Citation: Sideridis GD, Tsaousis I and Al-Sadaawi A (2018) Assessing Construct Validity in Math Achievement: An Application of Multilevel Structural Equation Modeling (MSEM). *Front. Psychol*. 9:1451. doi: 10.3389/fpsyg.2018.01451

Received: 17 March 2018; Accepted: 24 July 2018;

Published: 05 September 2018.

Edited by:

Claudio Barbaranelli, Sapienza Università di Roma, ItalyReviewed by:

Igor Portoghese, Università degli studi di Cagliari, ItalyLeonardo Carlucci, Università degli Studi G. d'Annunzio Chieti e Pescara, Italy

Copyright © 2018 Sideridis, Tsaousis and Al-Sadaawi. This is an open-access article distributed under the terms of the Creative Commons Attribution License (CC BY). The use, distribution or reproduction in other forums is permitted, provided the original author(s) and the copyright owner(s) are credited and that the original publication in this journal is cited, in accordance with accepted academic practice. No use, distribution or reproduction is permitted which does not comply with these terms.

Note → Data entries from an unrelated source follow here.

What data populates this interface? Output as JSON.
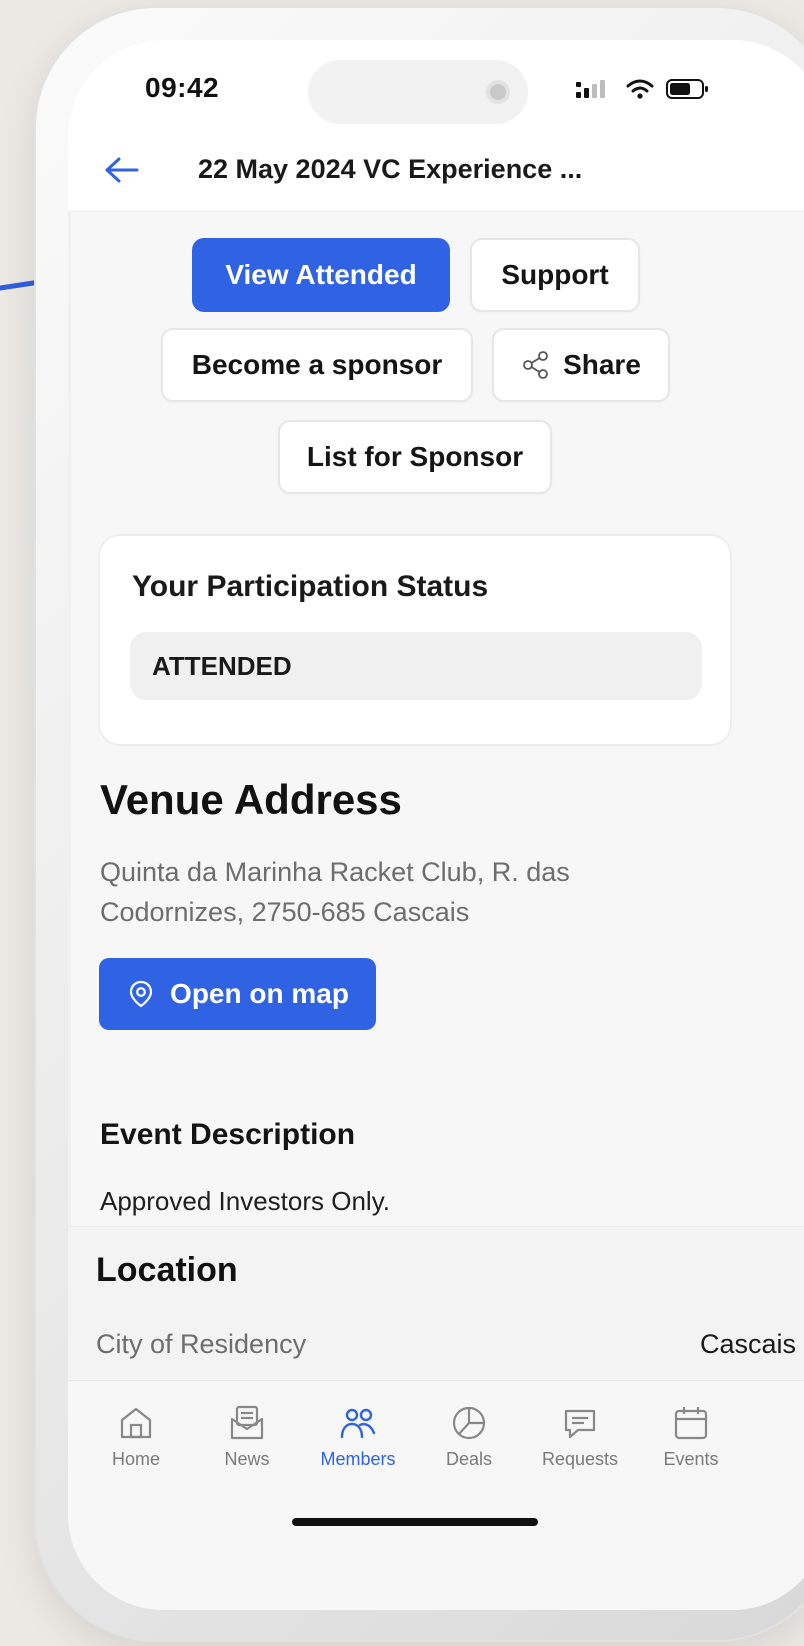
{
  "status_bar": {
    "time": "09:42"
  },
  "header": {
    "title": "22 May 2024 VC Experience ..."
  },
  "actions": {
    "view_attended": "View Attended",
    "support": "Support",
    "become_sponsor": "Become a sponsor",
    "share": "Share",
    "list_for_sponsor": "List for Sponsor"
  },
  "participation": {
    "title": "Your Participation Status",
    "status": "ATTENDED"
  },
  "venue": {
    "title": "Venue Address",
    "address": "Quinta da Marinha Racket Club, R. das Codornizes, 2750-685 Cascais",
    "map_button": "Open on map"
  },
  "description": {
    "title": "Event Description",
    "text": "Approved Investors Only."
  },
  "location": {
    "title": "Location",
    "label": "City of Residency",
    "value": "Cascais"
  },
  "tabs": [
    {
      "label": "Home",
      "icon": "home-icon"
    },
    {
      "label": "News",
      "icon": "news-icon"
    },
    {
      "label": "Members",
      "icon": "members-icon",
      "active": true
    },
    {
      "label": "Deals",
      "icon": "deals-icon"
    },
    {
      "label": "Requests",
      "icon": "requests-icon"
    },
    {
      "label": "Events",
      "icon": "events-icon"
    }
  ],
  "colors": {
    "accent": "#2f63e3",
    "annotation_arrow": "#2f5fdc",
    "background": "#ece8e4"
  }
}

*Correspondence: Georgios D. Sideridis, georgios.sideridis@childrens.harvard.edu